He is best known for his famous debate in June 1860, at the British Association meeting at Oxford. His opponent, Archbishop Samuel Wilberforce, was not-so-affectionately known as "Soapy Sam" for his renowned slipperiness in debate. During the debate, Archbishop Wilberforce ridiculed evolution and asked Huxley whether he was descended from an ape on his grandmother's side or his grandfather's. Accounts vary as to exactly what happened next, but according to one telling of the story, Huxley muttered "The Lord hath delivered him into my hands," and then rose to give a brilliant defense of Darwin's theory, concluding with the rejoinder, "I would rather be the offspring of two apes than be a man and afraid to face the truth."

All accounts agree that Huxley trounced Wilberforce in the debate, defending evolution as the best explanation yet advanced for species diversity.

However, Huxley did not blindly follow Darwin's theory, and critiqued it even as he was defending it. In particular, where Darwin had seen evolution and a slow, gradual, continuous process, Huxley thought that an evolving lineage might make rapid jumps, or saltations. As he wrote to Darwin just before publication of the Origin of Species, "You have loaded yourself with an unnecessary difficulty in adopting Natura non facit saltum [Nature does not make leaps] so unreservedly."

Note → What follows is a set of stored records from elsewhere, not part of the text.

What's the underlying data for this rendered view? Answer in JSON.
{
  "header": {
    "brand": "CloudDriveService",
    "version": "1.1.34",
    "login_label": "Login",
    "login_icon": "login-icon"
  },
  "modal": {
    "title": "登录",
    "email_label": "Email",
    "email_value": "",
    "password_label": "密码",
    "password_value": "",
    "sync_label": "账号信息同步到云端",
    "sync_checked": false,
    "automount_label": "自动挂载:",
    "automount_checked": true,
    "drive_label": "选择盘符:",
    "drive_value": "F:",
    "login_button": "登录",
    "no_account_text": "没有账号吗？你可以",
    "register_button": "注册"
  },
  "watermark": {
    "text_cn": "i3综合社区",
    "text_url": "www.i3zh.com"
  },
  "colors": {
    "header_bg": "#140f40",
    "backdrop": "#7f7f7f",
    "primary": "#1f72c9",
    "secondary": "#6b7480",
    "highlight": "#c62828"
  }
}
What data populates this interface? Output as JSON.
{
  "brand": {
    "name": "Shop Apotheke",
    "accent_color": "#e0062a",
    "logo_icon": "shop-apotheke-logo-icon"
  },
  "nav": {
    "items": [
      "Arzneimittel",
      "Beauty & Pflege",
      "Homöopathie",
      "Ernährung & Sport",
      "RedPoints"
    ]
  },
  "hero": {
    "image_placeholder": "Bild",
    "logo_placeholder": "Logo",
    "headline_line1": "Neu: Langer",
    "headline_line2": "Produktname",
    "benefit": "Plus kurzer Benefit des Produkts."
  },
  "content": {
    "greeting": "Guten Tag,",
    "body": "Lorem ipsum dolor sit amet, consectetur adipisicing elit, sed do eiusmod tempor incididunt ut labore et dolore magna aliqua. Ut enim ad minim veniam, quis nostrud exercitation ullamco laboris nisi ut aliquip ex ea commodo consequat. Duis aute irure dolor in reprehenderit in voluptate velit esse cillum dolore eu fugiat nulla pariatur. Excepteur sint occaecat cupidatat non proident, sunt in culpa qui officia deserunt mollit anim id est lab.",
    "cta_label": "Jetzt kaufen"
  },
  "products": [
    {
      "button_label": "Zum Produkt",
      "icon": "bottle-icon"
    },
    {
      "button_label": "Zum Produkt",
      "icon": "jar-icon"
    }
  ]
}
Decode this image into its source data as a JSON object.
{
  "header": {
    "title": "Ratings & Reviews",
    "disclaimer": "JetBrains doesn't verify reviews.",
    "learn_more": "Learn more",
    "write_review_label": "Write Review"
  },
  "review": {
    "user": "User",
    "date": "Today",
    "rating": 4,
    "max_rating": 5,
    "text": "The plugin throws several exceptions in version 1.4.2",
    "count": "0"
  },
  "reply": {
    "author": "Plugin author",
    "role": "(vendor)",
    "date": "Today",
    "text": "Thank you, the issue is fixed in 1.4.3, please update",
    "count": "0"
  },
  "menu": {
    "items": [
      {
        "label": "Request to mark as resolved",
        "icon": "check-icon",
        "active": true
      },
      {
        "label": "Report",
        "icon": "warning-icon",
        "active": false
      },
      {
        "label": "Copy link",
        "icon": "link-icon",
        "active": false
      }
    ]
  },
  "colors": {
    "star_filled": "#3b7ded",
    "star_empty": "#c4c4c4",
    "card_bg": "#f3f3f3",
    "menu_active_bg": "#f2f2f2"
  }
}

Huxley's most famous writing, published in 1863, is Evidence on Man's Place in Nature. This book, published only five years after Darwin's Origin of Species, was a comprehensive review of what was known at the time about primate and human paleontology and ethology. More than that, it was the first attempt to apply evolution explicitly to the human race. Huxley explicitly presented evidence for human evolution.

Huxley founded a remarkable dynasty of English scientists and thinkers. His son Leonard was a noted biographer and "man of letters." Leonard's oldest son Julian was one of the authors of the evolutionary synthesis of the early 20th century; Julian's son Francis became a noted anthropologist. Julian's brother Aldous Huxley was a novelist, screenwriter and essayist; his best-known book is the anti-utopia Brave New World.

Friday, May 02, 2014

Born This Day: Sir D'Arcy Thompson


D'Arcy Thompson (May 2, 1860 – June 21, 1948) was a British biologist whose masterwork, On Growth and Form, is a profound consideration of the shapes of living things, starting from the simple premise that "everything is the way it is because it got that way." Hence one must study not only finished forms, but also the forces that moulded them: "the form of an object is a 'diagram of forces', in this sense, at least, that from it we can judge of or deduce the forces that are acting or have acted upon it."

Now by "forces" Thompson meant forces, and one of his great themes is the tremendous light cast on living things by using mathematics to describe their shapes and fairly simple physics and chemistry to explain them. In other words, Thompson wrote a thousand page treatise on self-organization long before the word existed.
From Blackwell Publishing:
D'Arcy Thompson found that related species superficially looking very different could in some cases be represented as simple Cartesian transformations of one another. The most thoroughly worked out modern example of this is Raup's analysis of snail shell shapes with a morphospace.

With some simplification, the axes on the fish grids in here or the snails of the morphospace can be thought of as growth gradients. The evolutionary change between the species would then have been produced by a genetic change in the regulatory mechanisms controlling those gradients.

If we looked at these fish without the grids we might think that an evolutionary change from one into the other would be at least moderately complicated. The interest of D'Arcy Thompson's diagrams is then to show that shape changes could have been produced by heterochrony - a change in the rate or timing of development of some cell lines in the body relative to others.

Figure: a D'Arcy Thompson transformational diagram. The shapes of two species of fish have been plotted on Cartesian grids. Image from HERE.